I wasn’t even halfway done listening to Vulnicura before I decided it was the best Björk album in several years. Now that I’ve listened to it a few more times, I have to reconsider: it might be the best Björk album there has ever been.
Björk’s music has always been interesting and, at the very least, ambitious. As she’s developed as an artist, Björk has gained a reputation for creating albums that are highly dense and experimental, and even as I listen to Vulnicura I feel like I’m experiencing a modern Classical piece – a sort of marriage between, say, Tori Amos and Phillip Glass. But over the last few years, Björk has also earned a reputation for creating music that is more abstract than personal; too dense, and leaving many unable to connect.

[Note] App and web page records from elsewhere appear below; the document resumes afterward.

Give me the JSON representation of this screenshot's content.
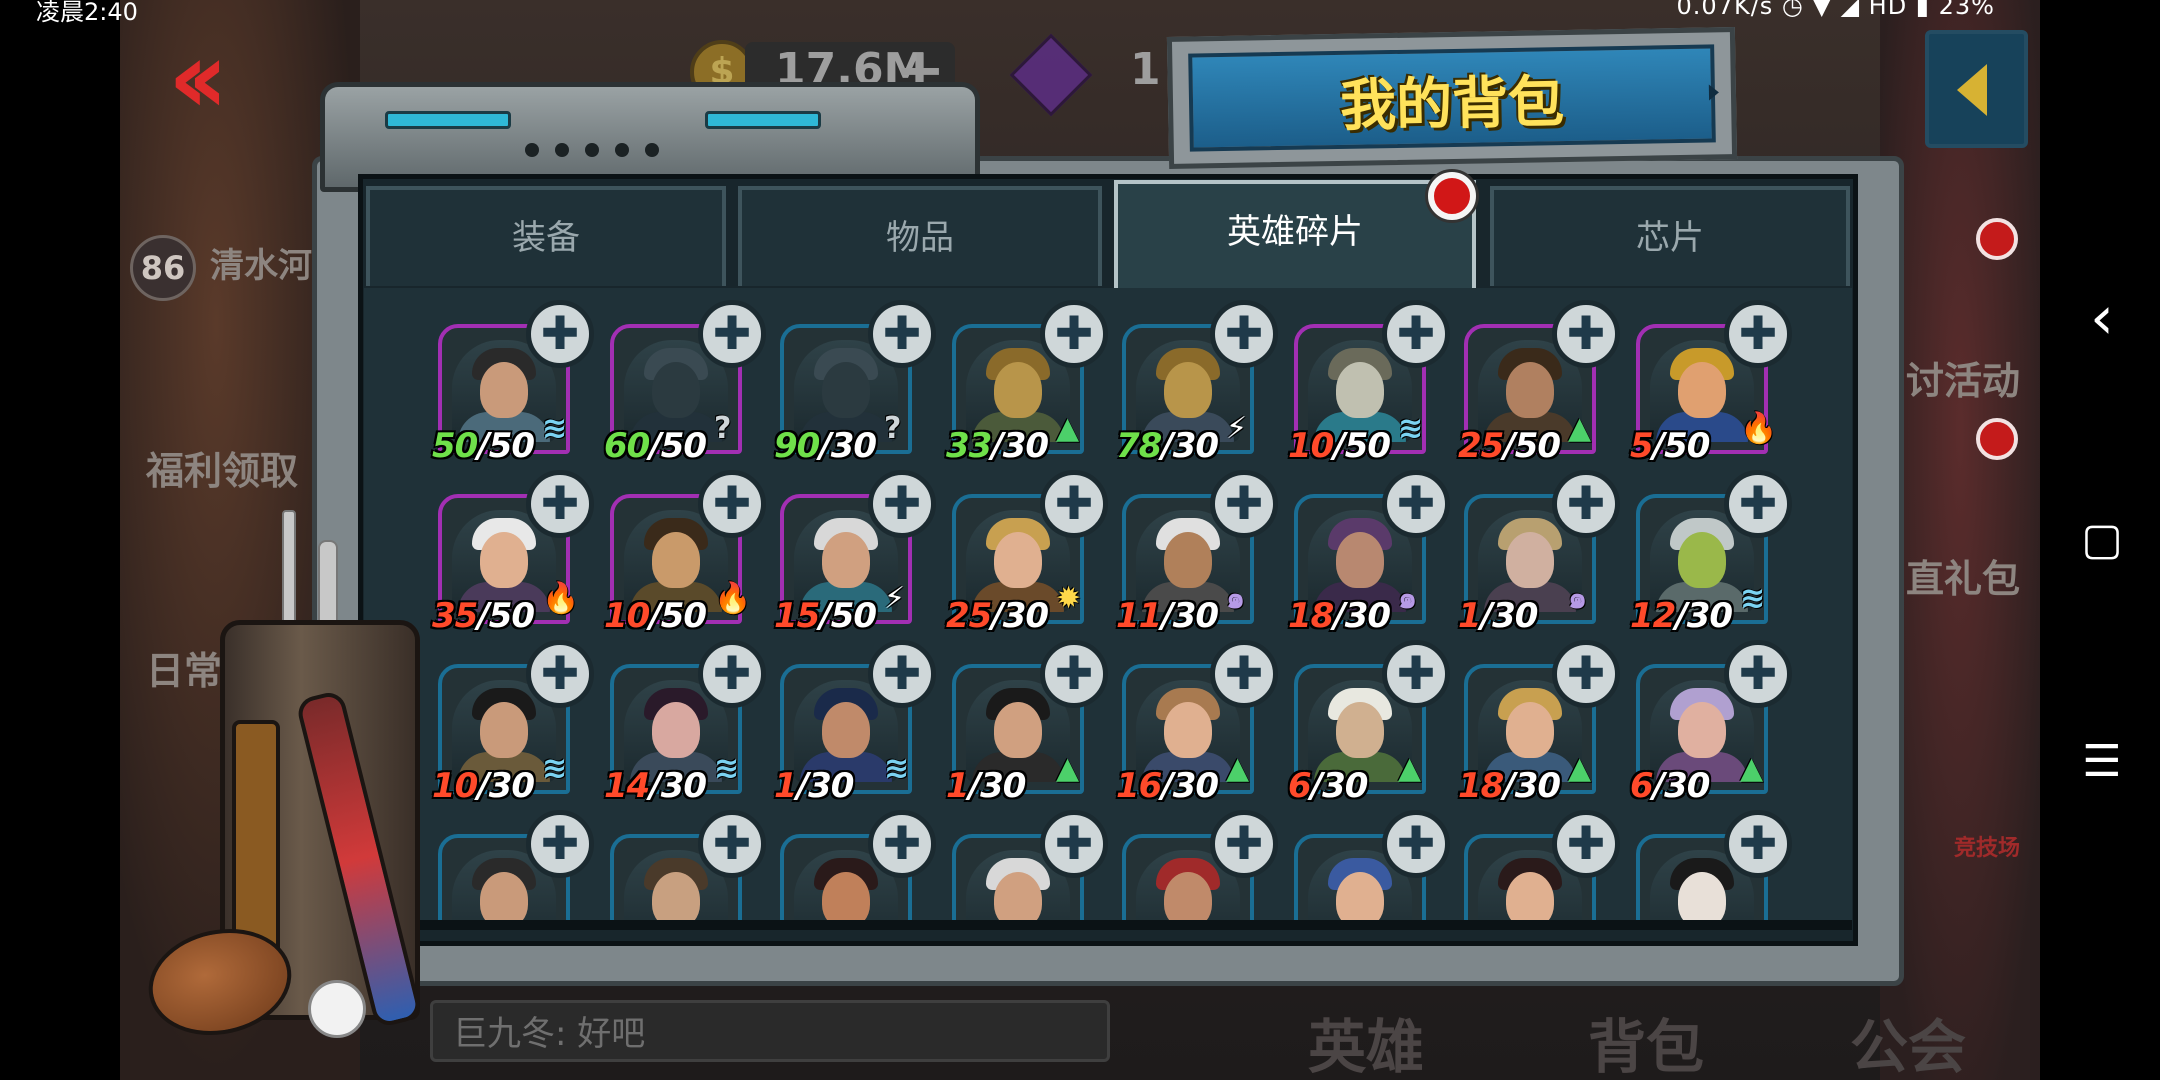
{
  "status_bar": {
    "time": "凌晨2:40",
    "right": "0.07K/s ◷ ▼ ◢ HD ▮ 23%"
  },
  "background": {
    "level": "86",
    "player_name": "清水河",
    "welfare_label": "福利领取",
    "daily_label": "日常任",
    "gold_amount": "17.6M",
    "gold_icon_glyph": "$",
    "plus_glyph": "+",
    "gem_amount": "1",
    "event_label": "讨活动",
    "gift_label": "直礼包",
    "arena_label": "竞技场",
    "chat_text": "巨九冬: 好吧",
    "bottom_tabs": [
      "英雄",
      "背包",
      "公会"
    ]
  },
  "panel": {
    "title": "我的背包",
    "tabs": [
      {
        "label": "装备",
        "active": false
      },
      {
        "label": "物品",
        "active": false
      },
      {
        "label": "英雄碎片",
        "active": true
      },
      {
        "label": "芯片",
        "active": false
      }
    ]
  },
  "element_icons": {
    "water": {
      "glyph": "≋",
      "icon": "water-element-icon"
    },
    "fire": {
      "glyph": "🔥",
      "icon": "fire-element-icon"
    },
    "bolt": {
      "glyph": "⚡",
      "icon": "lightning-element-icon"
    },
    "sun": {
      "glyph": "✹",
      "icon": "sun-element-icon"
    },
    "spiral": {
      "glyph": "๑",
      "icon": "spiral-element-icon"
    },
    "mount": {
      "glyph": "▲",
      "icon": "mountain-element-icon"
    },
    "unknown": {
      "glyph": "?",
      "icon": "unknown-element-icon"
    }
  },
  "puzzle_glyph": "✚",
  "android_nav": {
    "back": "‹",
    "home": "▢",
    "menu": "☰"
  },
  "hero_shards": [
    {
      "have": "50",
      "need": "/50",
      "frame": "purple",
      "element": "water",
      "have_color": "green",
      "skin": "#c99a7a",
      "hair": "#2a2a2a",
      "cloth": "#4b6a7a"
    },
    {
      "have": "60",
      "need": "/50",
      "frame": "purple",
      "element": "unknown",
      "have_color": "green",
      "skin": "#2b3a40",
      "hair": "#3a4a52",
      "cloth": "#22313a"
    },
    {
      "have": "90",
      "need": "/30",
      "frame": "blue",
      "element": "unknown",
      "have_color": "green",
      "skin": "#2b3a40",
      "hair": "#3a4a52",
      "cloth": "#22313a"
    },
    {
      "have": "33",
      "need": "/30",
      "frame": "blue",
      "element": "mount",
      "have_color": "green",
      "skin": "#b8954a",
      "hair": "#8a6a2a",
      "cloth": "#4b5a3a"
    },
    {
      "have": "78",
      "need": "/30",
      "frame": "blue",
      "element": "bolt",
      "have_color": "green",
      "skin": "#b8954a",
      "hair": "#8a6a2a",
      "cloth": "#3a4a5a"
    },
    {
      "have": "10",
      "need": "/50",
      "frame": "purple",
      "element": "water",
      "have_color": "red",
      "skin": "#c0c0b0",
      "hair": "#6a6a5a",
      "cloth": "#2a7a8a"
    },
    {
      "have": "25",
      "need": "/50",
      "frame": "purple",
      "element": "mount",
      "have_color": "red",
      "skin": "#b08060",
      "hair": "#3a2a1a",
      "cloth": "#4a3a2a"
    },
    {
      "have": "5",
      "need": "/50",
      "frame": "purple",
      "element": "fire",
      "have_color": "red",
      "skin": "#e0a070",
      "hair": "#c89a2a",
      "cloth": "#2a4a8a"
    },
    {
      "have": "35",
      "need": "/50",
      "frame": "purple",
      "element": "fire",
      "have_color": "red",
      "skin": "#e0b090",
      "hair": "#e8e8e8",
      "cloth": "#4a3a5a"
    },
    {
      "have": "10",
      "need": "/50",
      "frame": "purple",
      "element": "fire",
      "have_color": "red",
      "skin": "#c99a6a",
      "hair": "#3a2a1a",
      "cloth": "#5a4a2a"
    },
    {
      "have": "15",
      "need": "/50",
      "frame": "purple",
      "element": "bolt",
      "have_color": "red",
      "skin": "#d0a080",
      "hair": "#d8d8d8",
      "cloth": "#2a6a7a"
    },
    {
      "have": "25",
      "need": "/30",
      "frame": "blue",
      "element": "sun",
      "have_color": "red",
      "skin": "#e0b090",
      "hair": "#c8a050",
      "cloth": "#6a4a2a"
    },
    {
      "have": "11",
      "need": "/30",
      "frame": "blue",
      "element": "spiral",
      "have_color": "red",
      "skin": "#b0805a",
      "hair": "#e0e0e0",
      "cloth": "#4a4a4a"
    },
    {
      "have": "18",
      "need": "/30",
      "frame": "blue",
      "element": "spiral",
      "have_color": "red",
      "skin": "#b88870",
      "hair": "#5a3a6a",
      "cloth": "#3a2a4a"
    },
    {
      "have": "1",
      "need": "/30",
      "frame": "blue",
      "element": "spiral",
      "have_color": "red",
      "skin": "#d0b0a0",
      "hair": "#b8a070",
      "cloth": "#4a4050"
    },
    {
      "have": "12",
      "need": "/30",
      "frame": "blue",
      "element": "water",
      "have_color": "red",
      "skin": "#9ab84a",
      "hair": "#c0c8c8",
      "cloth": "#5a6a6a"
    },
    {
      "have": "10",
      "need": "/30",
      "frame": "blue",
      "element": "water",
      "have_color": "red",
      "skin": "#c99a7a",
      "hair": "#1a1a1a",
      "cloth": "#6a5a3a"
    },
    {
      "have": "14",
      "need": "/30",
      "frame": "blue",
      "element": "water",
      "have_color": "red",
      "skin": "#d8a8a0",
      "hair": "#2a1a2a",
      "cloth": "#3a4a5a"
    },
    {
      "have": "1",
      "need": "/30",
      "frame": "blue",
      "element": "water",
      "have_color": "red",
      "skin": "#c08a6a",
      "hair": "#1a2a4a",
      "cloth": "#2a3a6a"
    },
    {
      "have": "1",
      "need": "/30",
      "frame": "blue",
      "element": "mount",
      "have_color": "red",
      "skin": "#d0a080",
      "hair": "#1a1a1a",
      "cloth": "#2a2a2a"
    },
    {
      "have": "16",
      "need": "/30",
      "frame": "blue",
      "element": "mount",
      "have_color": "red",
      "skin": "#e0b090",
      "hair": "#a87a50",
      "cloth": "#3a4a6a"
    },
    {
      "have": "6",
      "need": "/30",
      "frame": "blue",
      "element": "mount",
      "have_color": "red",
      "skin": "#d0b090",
      "hair": "#e8e8e0",
      "cloth": "#4a6a3a"
    },
    {
      "have": "18",
      "need": "/30",
      "frame": "blue",
      "element": "mount",
      "have_color": "red",
      "skin": "#e0b090",
      "hair": "#c8a050",
      "cloth": "#3a5a7a"
    },
    {
      "have": "6",
      "need": "/30",
      "frame": "blue",
      "element": "mount",
      "have_color": "red",
      "skin": "#e0b0a0",
      "hair": "#b0a0d0",
      "cloth": "#6a4a7a"
    },
    {
      "have": "",
      "need": "",
      "frame": "blue",
      "element": "",
      "have_color": "red",
      "skin": "#c99a7a",
      "hair": "#2a2a2a",
      "cloth": "#5a4a2a"
    },
    {
      "have": "",
      "need": "",
      "frame": "blue",
      "element": "",
      "have_color": "red",
      "skin": "#c8a080",
      "hair": "#4a3a2a",
      "cloth": "#3a3a3a"
    },
    {
      "have": "",
      "need": "",
      "frame": "blue",
      "element": "",
      "have_color": "red",
      "skin": "#c0805a",
      "hair": "#2a1a1a",
      "cloth": "#6a2a2a"
    },
    {
      "have": "",
      "need": "",
      "frame": "blue",
      "element": "",
      "have_color": "red",
      "skin": "#d0a080",
      "hair": "#d8d8d8",
      "cloth": "#2a2a3a"
    },
    {
      "have": "",
      "need": "",
      "frame": "blue",
      "element": "",
      "have_color": "red",
      "skin": "#c08a6a",
      "hair": "#a02a2a",
      "cloth": "#3a2a2a"
    },
    {
      "have": "",
      "need": "",
      "frame": "blue",
      "element": "",
      "have_color": "red",
      "skin": "#e0b090",
      "hair": "#3a5aa0",
      "cloth": "#4a3a5a"
    },
    {
      "have": "",
      "need": "",
      "frame": "blue",
      "element": "",
      "have_color": "red",
      "skin": "#e0b090",
      "hair": "#2a1a1a",
      "cloth": "#3a4a6a"
    },
    {
      "have": "",
      "need": "",
      "frame": "blue",
      "element": "",
      "have_color": "red",
      "skin": "#e8e0d8",
      "hair": "#1a1a1a",
      "cloth": "#2a2a2a"
    }
  ]
}
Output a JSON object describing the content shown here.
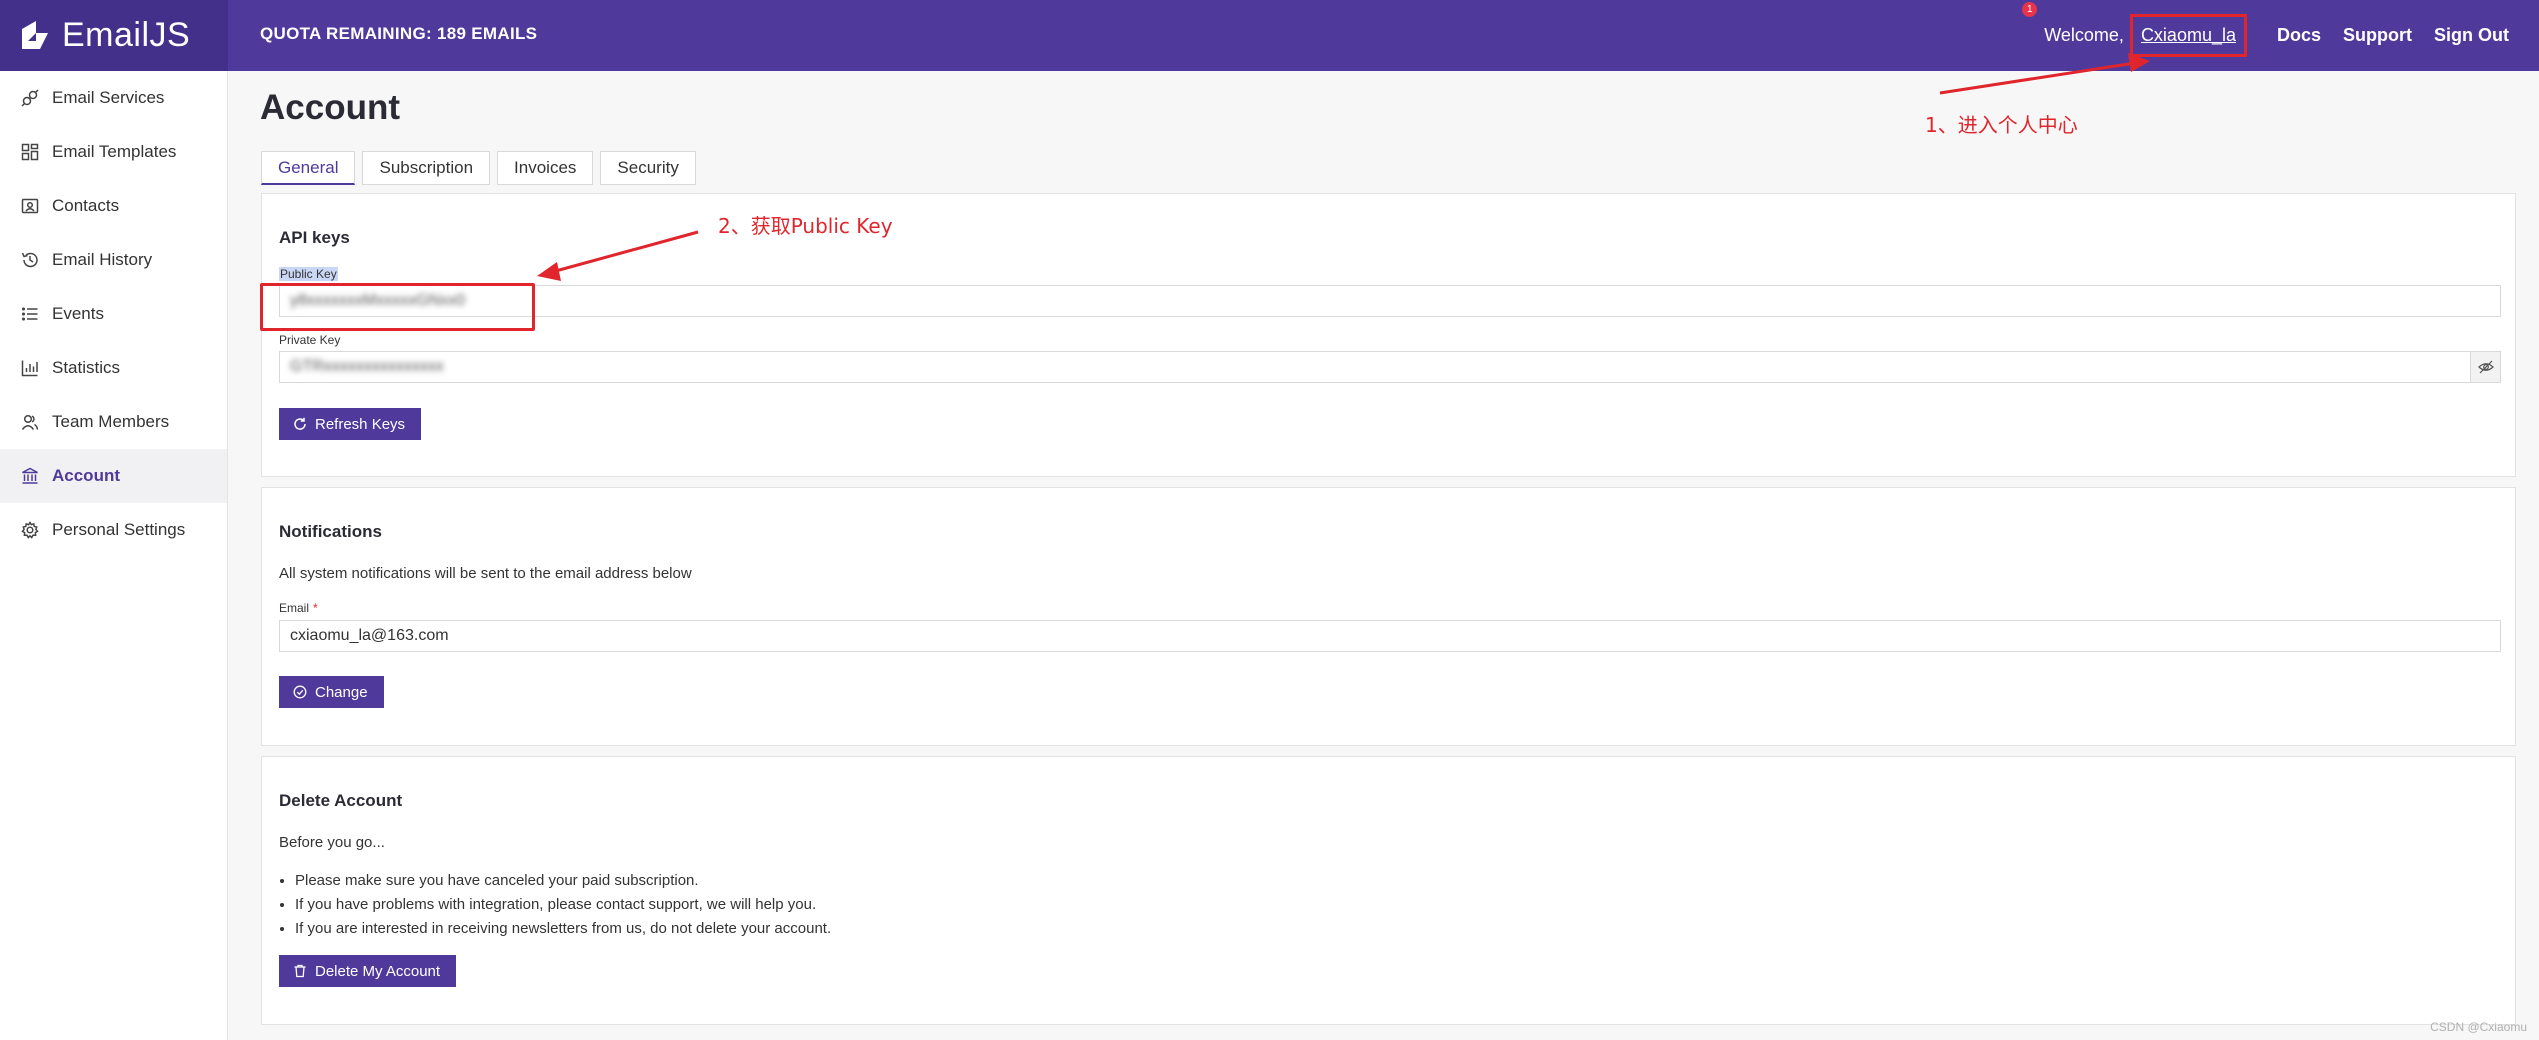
{
  "brand": {
    "name": "EmailJS"
  },
  "topbar": {
    "quota": "QUOTA REMAINING: 189 EMAILS",
    "notification_count": "1",
    "welcome": "Welcome,",
    "username": "Cxiaomu_la",
    "links": [
      "Docs",
      "Support",
      "Sign Out"
    ]
  },
  "sidebar": {
    "items": [
      {
        "label": "Email Services",
        "icon": "plug-icon"
      },
      {
        "label": "Email Templates",
        "icon": "templates-icon"
      },
      {
        "label": "Contacts",
        "icon": "contacts-icon"
      },
      {
        "label": "Email History",
        "icon": "history-icon"
      },
      {
        "label": "Events",
        "icon": "events-icon"
      },
      {
        "label": "Statistics",
        "icon": "statistics-icon"
      },
      {
        "label": "Team Members",
        "icon": "team-icon"
      },
      {
        "label": "Account",
        "icon": "bank-icon",
        "active": true
      },
      {
        "label": "Personal Settings",
        "icon": "gear-icon"
      }
    ]
  },
  "page": {
    "title": "Account",
    "tabs": [
      "General",
      "Subscription",
      "Invoices",
      "Security"
    ],
    "active_tab": "General"
  },
  "api_keys": {
    "title": "API keys",
    "public_key_label": "Public Key",
    "public_key_value": "y8xxxxxxxMxxxxxGNxx0",
    "private_key_label": "Private Key",
    "private_key_value": "GTRxxxxxxxxxxxxxxx",
    "refresh_button": "Refresh Keys"
  },
  "notifications": {
    "title": "Notifications",
    "description": "All system notifications will be sent to the email address below",
    "email_label": "Email",
    "required_mark": "*",
    "email_value": "cxiaomu_la@163.com",
    "change_button": "Change"
  },
  "delete_account": {
    "title": "Delete Account",
    "intro": "Before you go...",
    "bullets": [
      "Please make sure you have canceled your paid subscription.",
      "If you have problems with integration, please contact support, we will help you.",
      "If you are interested in receiving newsletters from us, do not delete your account."
    ],
    "delete_button": "Delete My Account"
  },
  "annotations": {
    "step1": "1、进入个人中心",
    "step2": "2、获取Public Key",
    "color": "#e0262c"
  },
  "watermark": "CSDN @Cxiaomu",
  "colors": {
    "accent": "#4f3a9c",
    "accent_dark": "#43308a",
    "annotation": "#e0262c"
  }
}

It doesn’t get more personal for Björk than Vulnicura. Crafted from the embers of her failing relationship with her longterm partner, Vulnicura is something like Björk’s Blood on the Tracks: Sentimental and nostalgic, visceral and misanthropic, and expressing all manners of reflection knowable to those who’ve loved and lost. It doesn’t get further from Biophilia than this.